Data shown →
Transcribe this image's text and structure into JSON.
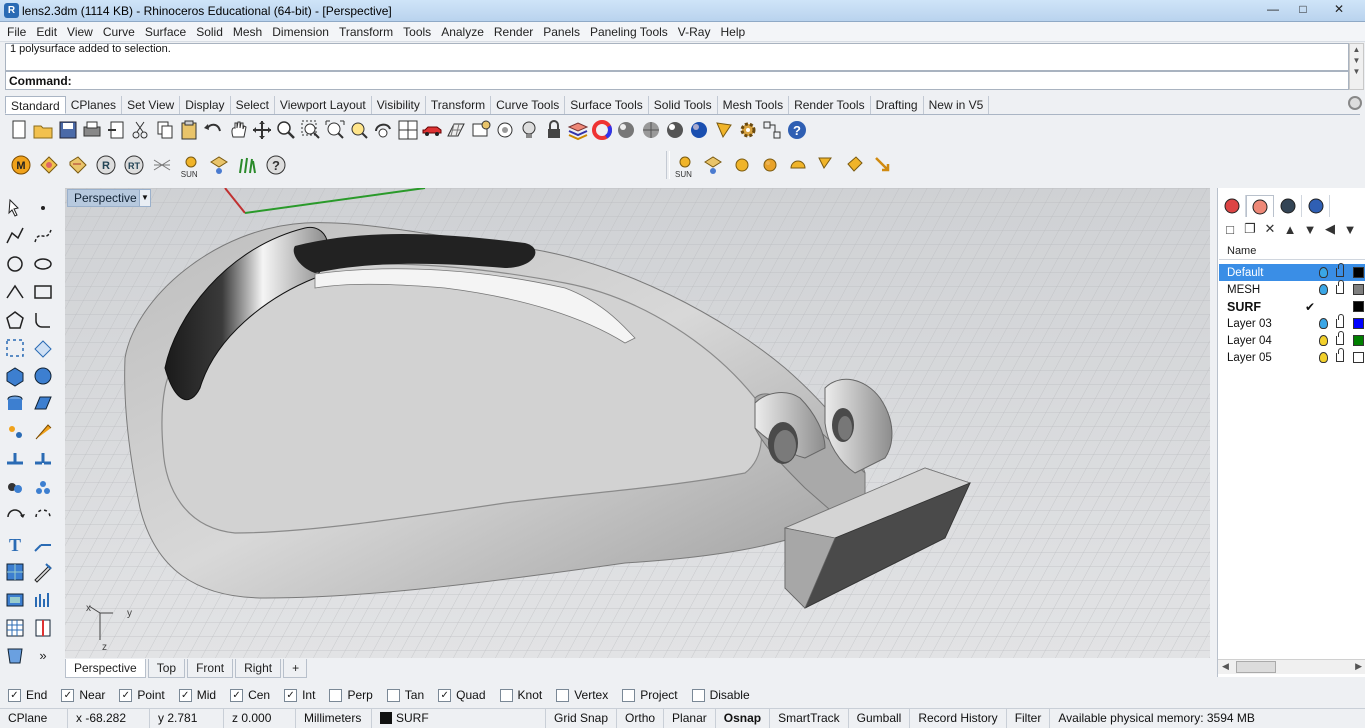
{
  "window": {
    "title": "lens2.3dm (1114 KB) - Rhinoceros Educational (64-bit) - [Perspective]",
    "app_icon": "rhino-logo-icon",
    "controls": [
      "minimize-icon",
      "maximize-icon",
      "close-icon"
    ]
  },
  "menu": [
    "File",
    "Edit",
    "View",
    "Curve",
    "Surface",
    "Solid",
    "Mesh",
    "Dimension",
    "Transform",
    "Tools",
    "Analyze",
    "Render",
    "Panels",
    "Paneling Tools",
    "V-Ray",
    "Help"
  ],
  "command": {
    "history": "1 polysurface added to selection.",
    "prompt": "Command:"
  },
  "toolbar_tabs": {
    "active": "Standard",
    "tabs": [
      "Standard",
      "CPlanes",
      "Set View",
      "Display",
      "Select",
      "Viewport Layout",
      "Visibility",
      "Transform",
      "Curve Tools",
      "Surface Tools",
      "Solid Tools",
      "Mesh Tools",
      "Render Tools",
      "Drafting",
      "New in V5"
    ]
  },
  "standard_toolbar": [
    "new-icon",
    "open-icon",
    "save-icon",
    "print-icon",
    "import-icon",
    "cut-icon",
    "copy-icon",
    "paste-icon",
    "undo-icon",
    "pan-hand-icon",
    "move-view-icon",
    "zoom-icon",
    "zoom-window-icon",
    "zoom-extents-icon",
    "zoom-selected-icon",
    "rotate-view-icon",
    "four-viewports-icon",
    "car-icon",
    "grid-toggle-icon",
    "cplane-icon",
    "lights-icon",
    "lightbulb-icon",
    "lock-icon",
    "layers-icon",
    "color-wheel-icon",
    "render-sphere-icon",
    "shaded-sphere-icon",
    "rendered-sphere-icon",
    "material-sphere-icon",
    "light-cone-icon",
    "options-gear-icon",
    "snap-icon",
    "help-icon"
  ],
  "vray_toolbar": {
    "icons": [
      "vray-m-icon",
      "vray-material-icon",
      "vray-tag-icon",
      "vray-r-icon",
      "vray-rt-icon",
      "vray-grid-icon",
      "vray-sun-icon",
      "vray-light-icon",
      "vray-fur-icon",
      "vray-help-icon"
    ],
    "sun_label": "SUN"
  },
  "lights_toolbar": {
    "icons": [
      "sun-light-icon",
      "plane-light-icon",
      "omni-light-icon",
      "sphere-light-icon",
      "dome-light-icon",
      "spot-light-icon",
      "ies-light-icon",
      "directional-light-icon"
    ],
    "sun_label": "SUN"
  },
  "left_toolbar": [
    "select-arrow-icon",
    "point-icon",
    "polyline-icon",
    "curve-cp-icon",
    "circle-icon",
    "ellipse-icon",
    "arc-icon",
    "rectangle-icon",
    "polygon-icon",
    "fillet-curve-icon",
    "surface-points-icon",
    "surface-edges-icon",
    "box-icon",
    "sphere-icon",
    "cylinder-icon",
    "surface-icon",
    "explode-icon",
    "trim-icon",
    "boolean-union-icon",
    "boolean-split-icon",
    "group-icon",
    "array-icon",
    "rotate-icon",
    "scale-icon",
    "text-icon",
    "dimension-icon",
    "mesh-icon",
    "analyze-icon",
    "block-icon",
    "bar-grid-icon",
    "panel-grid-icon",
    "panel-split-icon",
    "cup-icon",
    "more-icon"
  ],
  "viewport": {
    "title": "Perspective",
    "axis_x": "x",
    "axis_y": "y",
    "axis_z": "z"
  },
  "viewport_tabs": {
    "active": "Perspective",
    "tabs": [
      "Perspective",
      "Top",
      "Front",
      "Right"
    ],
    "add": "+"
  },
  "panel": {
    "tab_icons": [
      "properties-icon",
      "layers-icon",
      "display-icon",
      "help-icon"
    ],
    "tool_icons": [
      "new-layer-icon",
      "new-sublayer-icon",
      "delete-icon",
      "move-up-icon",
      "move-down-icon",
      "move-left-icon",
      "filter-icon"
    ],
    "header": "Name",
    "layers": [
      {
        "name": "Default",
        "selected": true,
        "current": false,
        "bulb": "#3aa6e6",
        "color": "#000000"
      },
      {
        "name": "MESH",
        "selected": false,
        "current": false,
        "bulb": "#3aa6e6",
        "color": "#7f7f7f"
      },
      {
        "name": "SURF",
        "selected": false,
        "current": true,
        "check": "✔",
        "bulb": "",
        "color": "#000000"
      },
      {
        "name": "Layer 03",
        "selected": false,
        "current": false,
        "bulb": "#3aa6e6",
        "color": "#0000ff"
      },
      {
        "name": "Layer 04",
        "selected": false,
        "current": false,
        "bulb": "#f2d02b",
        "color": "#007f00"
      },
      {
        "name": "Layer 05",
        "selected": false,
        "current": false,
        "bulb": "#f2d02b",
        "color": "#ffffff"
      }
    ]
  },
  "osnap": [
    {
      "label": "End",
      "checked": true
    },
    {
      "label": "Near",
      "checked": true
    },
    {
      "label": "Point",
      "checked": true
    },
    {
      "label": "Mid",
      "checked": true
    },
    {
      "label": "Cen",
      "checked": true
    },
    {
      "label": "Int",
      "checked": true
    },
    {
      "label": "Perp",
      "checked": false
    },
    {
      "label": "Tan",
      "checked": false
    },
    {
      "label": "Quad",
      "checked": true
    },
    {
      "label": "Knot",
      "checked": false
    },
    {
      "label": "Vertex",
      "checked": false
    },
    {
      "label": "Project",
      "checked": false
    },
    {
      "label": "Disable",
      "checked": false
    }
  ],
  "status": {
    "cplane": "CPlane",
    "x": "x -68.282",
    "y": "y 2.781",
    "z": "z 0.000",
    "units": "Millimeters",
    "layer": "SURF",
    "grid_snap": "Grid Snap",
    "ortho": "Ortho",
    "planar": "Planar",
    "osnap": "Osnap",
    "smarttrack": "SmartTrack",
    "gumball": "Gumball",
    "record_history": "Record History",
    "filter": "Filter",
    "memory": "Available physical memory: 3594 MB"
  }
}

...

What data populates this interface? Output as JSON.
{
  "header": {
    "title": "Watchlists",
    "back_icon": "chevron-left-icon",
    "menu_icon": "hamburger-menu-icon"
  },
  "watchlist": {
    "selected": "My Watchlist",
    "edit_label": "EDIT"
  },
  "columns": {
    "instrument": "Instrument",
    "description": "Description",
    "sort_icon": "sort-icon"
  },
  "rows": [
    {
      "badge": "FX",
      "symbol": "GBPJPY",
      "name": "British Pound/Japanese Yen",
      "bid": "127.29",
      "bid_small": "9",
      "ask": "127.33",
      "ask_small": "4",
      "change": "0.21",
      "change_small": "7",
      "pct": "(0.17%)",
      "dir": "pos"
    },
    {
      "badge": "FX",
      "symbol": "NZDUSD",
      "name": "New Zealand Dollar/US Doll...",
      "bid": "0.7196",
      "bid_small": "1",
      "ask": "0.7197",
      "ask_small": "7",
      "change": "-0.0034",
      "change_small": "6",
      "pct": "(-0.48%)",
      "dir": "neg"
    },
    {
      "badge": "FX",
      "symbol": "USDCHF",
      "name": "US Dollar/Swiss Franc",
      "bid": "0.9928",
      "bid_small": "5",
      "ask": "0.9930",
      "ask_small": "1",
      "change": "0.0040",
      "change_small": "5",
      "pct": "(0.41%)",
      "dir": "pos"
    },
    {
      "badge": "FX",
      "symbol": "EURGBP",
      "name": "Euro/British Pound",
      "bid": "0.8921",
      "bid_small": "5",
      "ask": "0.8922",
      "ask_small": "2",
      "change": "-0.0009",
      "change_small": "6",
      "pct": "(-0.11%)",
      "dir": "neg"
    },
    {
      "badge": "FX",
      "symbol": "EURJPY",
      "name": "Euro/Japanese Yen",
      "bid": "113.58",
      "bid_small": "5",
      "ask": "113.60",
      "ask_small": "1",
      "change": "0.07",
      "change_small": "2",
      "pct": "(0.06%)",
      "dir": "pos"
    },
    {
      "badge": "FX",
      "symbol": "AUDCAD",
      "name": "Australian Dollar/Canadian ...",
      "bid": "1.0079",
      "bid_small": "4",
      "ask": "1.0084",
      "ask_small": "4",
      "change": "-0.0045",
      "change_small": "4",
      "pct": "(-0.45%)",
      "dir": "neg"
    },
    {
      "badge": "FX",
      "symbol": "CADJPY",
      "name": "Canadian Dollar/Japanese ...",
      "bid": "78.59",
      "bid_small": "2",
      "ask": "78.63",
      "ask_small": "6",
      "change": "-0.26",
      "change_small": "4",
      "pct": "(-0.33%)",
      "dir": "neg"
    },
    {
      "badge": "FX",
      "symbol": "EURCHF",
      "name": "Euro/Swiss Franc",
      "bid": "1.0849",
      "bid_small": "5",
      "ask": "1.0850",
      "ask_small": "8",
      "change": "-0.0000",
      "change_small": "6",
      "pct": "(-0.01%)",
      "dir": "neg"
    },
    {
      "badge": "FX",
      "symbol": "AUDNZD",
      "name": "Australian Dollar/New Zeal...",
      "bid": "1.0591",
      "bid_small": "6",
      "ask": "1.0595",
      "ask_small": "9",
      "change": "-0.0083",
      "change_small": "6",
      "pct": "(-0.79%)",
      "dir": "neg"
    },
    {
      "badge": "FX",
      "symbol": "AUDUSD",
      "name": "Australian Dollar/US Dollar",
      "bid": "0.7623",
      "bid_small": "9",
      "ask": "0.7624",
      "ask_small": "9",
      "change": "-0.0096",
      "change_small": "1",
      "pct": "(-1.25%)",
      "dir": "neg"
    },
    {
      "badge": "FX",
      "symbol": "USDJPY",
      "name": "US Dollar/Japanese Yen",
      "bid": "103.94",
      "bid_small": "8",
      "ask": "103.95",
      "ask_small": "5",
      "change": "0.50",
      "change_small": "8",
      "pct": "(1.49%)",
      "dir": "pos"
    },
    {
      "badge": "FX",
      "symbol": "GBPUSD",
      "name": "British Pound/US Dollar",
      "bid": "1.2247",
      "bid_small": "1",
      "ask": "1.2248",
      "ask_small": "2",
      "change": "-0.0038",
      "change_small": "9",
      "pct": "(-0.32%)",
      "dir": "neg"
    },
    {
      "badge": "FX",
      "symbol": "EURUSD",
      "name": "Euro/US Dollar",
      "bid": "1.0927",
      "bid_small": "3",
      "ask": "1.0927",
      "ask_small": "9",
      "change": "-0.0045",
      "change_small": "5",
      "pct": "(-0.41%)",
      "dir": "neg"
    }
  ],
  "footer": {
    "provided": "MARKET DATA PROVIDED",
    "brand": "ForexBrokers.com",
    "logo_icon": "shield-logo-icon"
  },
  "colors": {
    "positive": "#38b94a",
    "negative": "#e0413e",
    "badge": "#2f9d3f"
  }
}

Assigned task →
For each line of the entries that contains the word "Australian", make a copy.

Response for this exercise →
      "name": "Australian Dollar/Canadian ...",
      "name": "Australian Dollar/New Zeal...",
      "name": "Australian Dollar/US Dollar",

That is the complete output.